Hot topic today: IKEA. There is another article from Kiev Post.

Ikea inches closer to land deal for store in Ukraine
By John Marone, Kyiv Post.

A multinational furniture retail giant intent on expanding its presence in Ukraine looks set to finally get land to build a store after years of delay.

IKEA, a Swedish conglomerate registered in the Netherlands, has been trying for more than three years to acquire a plot on Kyiv's left bank, where it wants to put up a $400 million shopping mall, but a dispute over the land has delayed the vast shopping mall project.

Now, IKEA is close to clinching retail space in Odessa. "Yes, it looks like we are on our way," Director of IKEA's Ukrainian office Frida Malmqvist told the Post on Sept. 12.

She said negotiations are still in progress for land in six different Ukrainian regions, but "we are currently most hopeful about Odessa." Malmqvist said the company is prepared to invest around $2 billion in these projects, but first has to get land.

IKEA had originally set its sights on launching Ukrainian retail operations at a wooded site on the edge of Kyiv, but the city has stalled approval, citing environmental concerns.

The plans for Kyiv's left bank include a family shopping center with up to 150 different retail and entertainment facilities.

The main problem in acquiring land in Ukraine, according to Malmqvist, is a shortage of adequate plots.
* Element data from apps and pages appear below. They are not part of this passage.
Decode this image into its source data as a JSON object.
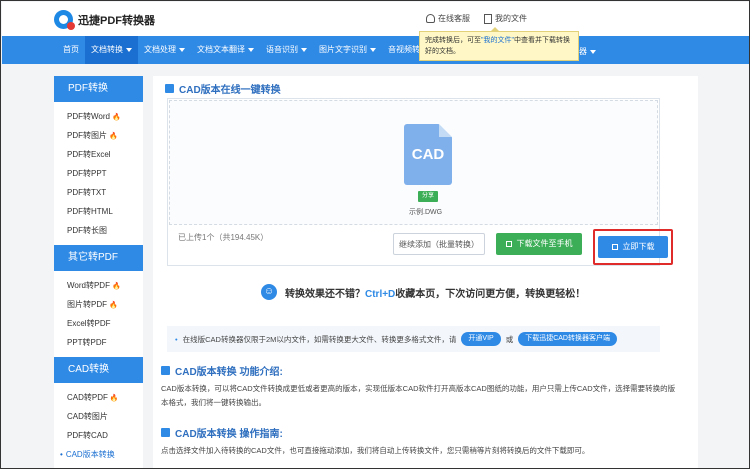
{
  "app": {
    "title": "迅捷PDF转换器",
    "top_links": [
      "在线客服",
      "我的文件"
    ]
  },
  "nav": {
    "items": [
      "首页",
      "文档转换",
      "文档处理",
      "文档文本翻译",
      "语音识别",
      "图片文字识别",
      "音视频转换"
    ],
    "active_index": 1,
    "tail_label": "器",
    "tooltip": {
      "before": "完成转换后，可至",
      "link": "\"我的文件\"",
      "after": "中查看并下载转换好的文档。"
    }
  },
  "sidebar": {
    "groups": [
      {
        "title": "PDF转换",
        "items": [
          {
            "label": "PDF转Word",
            "hot": true
          },
          {
            "label": "PDF转图片",
            "hot": true
          },
          {
            "label": "PDF转Excel",
            "hot": false
          },
          {
            "label": "PDF转PPT",
            "hot": false
          },
          {
            "label": "PDF转TXT",
            "hot": false
          },
          {
            "label": "PDF转HTML",
            "hot": false
          },
          {
            "label": "PDF转长图",
            "hot": false
          }
        ]
      },
      {
        "title": "其它转PDF",
        "items": [
          {
            "label": "Word转PDF",
            "hot": true
          },
          {
            "label": "图片转PDF",
            "hot": true
          },
          {
            "label": "Excel转PDF",
            "hot": false
          },
          {
            "label": "PPT转PDF",
            "hot": false
          }
        ]
      },
      {
        "title": "CAD转换",
        "items": [
          {
            "label": "CAD转PDF",
            "hot": true
          },
          {
            "label": "CAD转图片",
            "hot": false
          },
          {
            "label": "PDF转CAD",
            "hot": false
          },
          {
            "label": "CAD版本转换",
            "hot": false,
            "active": true
          }
        ]
      }
    ]
  },
  "main": {
    "section_title": "CAD版本在线一键转换",
    "file": {
      "icon_text": "CAD",
      "share_label": "分享",
      "name": "示例.DWG"
    },
    "upload_status": "已上传1个（共194.45K）",
    "buttons": {
      "continue": "继续添加（批量转换）",
      "phone": "下载文件至手机",
      "download": "立即下载"
    },
    "tip": {
      "prefix": "转换效果还不错？",
      "key": "Ctrl+D",
      "suffix": "收藏本页，下次访问更方便，转换更轻松！"
    },
    "notice": {
      "text": "在线版CAD转换器仅限于2M以内文件，如需转换更大文件、转换更多格式文件，请",
      "vip": "开通VIP",
      "or": "或",
      "client": "下载迅捷CAD转换器客户端"
    },
    "intro": {
      "title": "CAD版本转换 功能介绍:",
      "text": "CAD版本转换，可以将CAD文件转换成更低或者更高的版本，实现低版本CAD软件打开高版本CAD图纸的功能，用户只需上传CAD文件，选择需要转换的版本格式，我们将一键转换输出。"
    },
    "guide": {
      "title": "CAD版本转换 操作指南:",
      "text": "点击选择文件加入待转换的CAD文件，也可直接拖动添加，我们将自动上传转换文件，您只需稍等片刻将转换后的文件下载即可。"
    }
  },
  "colors": {
    "primary": "#2f8ae6",
    "green": "#3cae57",
    "highlight_border": "#e02b2b",
    "hot": "#f26b1d"
  }
}
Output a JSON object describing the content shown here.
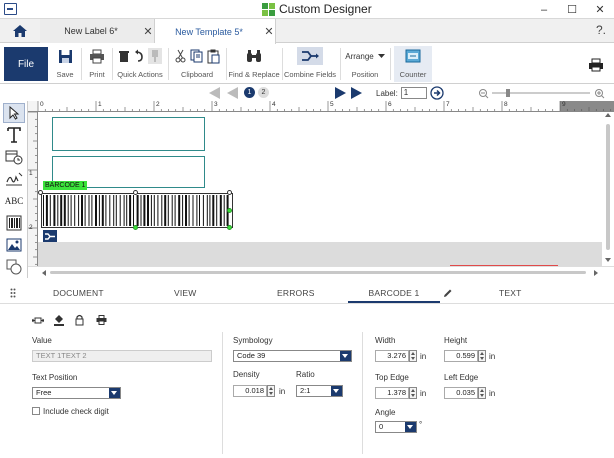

IKEA seeks green areas on the outskirts of urban areas but close to main transportation arteries.

The task is complicated by Ukraine's moratorium of the sale of agricultural or forest land, which necessitates getting a waver from top officials.

Amidst the country's continuing political chaos, the question becomes: Who do you ask?

In July 2004, IKEA founder Ingvar Kamprad first met with now former President Leonid Kuchma to discuss the company's investment plans. In March 2005, Kamprad returned to Ukraine to meet with newly elected President Viktor Yushchenko.

It was during this visit, according to IKEA spokespeople, that Kamprad received "verbal approval" for the company's $1.2 billion investment plans.

But negotiations were stalled, as environmental groups, such as Ukraine's Greens Party, protested against developing the wooded area that same year. The city offered IKEA an alternative plot of land in another part of the city, but IKEA continued to pursue the left-bank plot.

Six years earlier, in March 2000, the furniture giant had opened its first store in Moscow, where it has pumped hundreds of millions of euros into building retail outlets surrounded by modern shopping malls replete with restaurants and recreational facilities.

"We are always looking for new places," Malmqvist said. "But we have still not given up hope of opening our first store in Kyiv," she added.

In the meantime, IKEA Ukraine is involved in another segment of the company's operations - buying and exporting locally made furniture. "We don't just open stores, we trade furniture as well to widen our income base," Malmqvist said.

Currently, IKEA Ukraine has around 20 employees in Ukraine involved in seeking out Ukrainian furniture makers that meet the international company's standards. The furniture is exported and sold abroad under the IKEA brand name.

IKEA launched its Ukrainian trading operations in 2005. "They are still very small compared to Russia," Malmqvist said.

IKEA has also operated a saw mill and furniture plant in western Ukraine's Transcarpathia Region for more than a decade, but is better known for its furniture outlets and the shopping centers it builds around them.

The Swedish company sells low-priced products, including furniture, accessories, bathrooms and kitchens at retail stores around the world.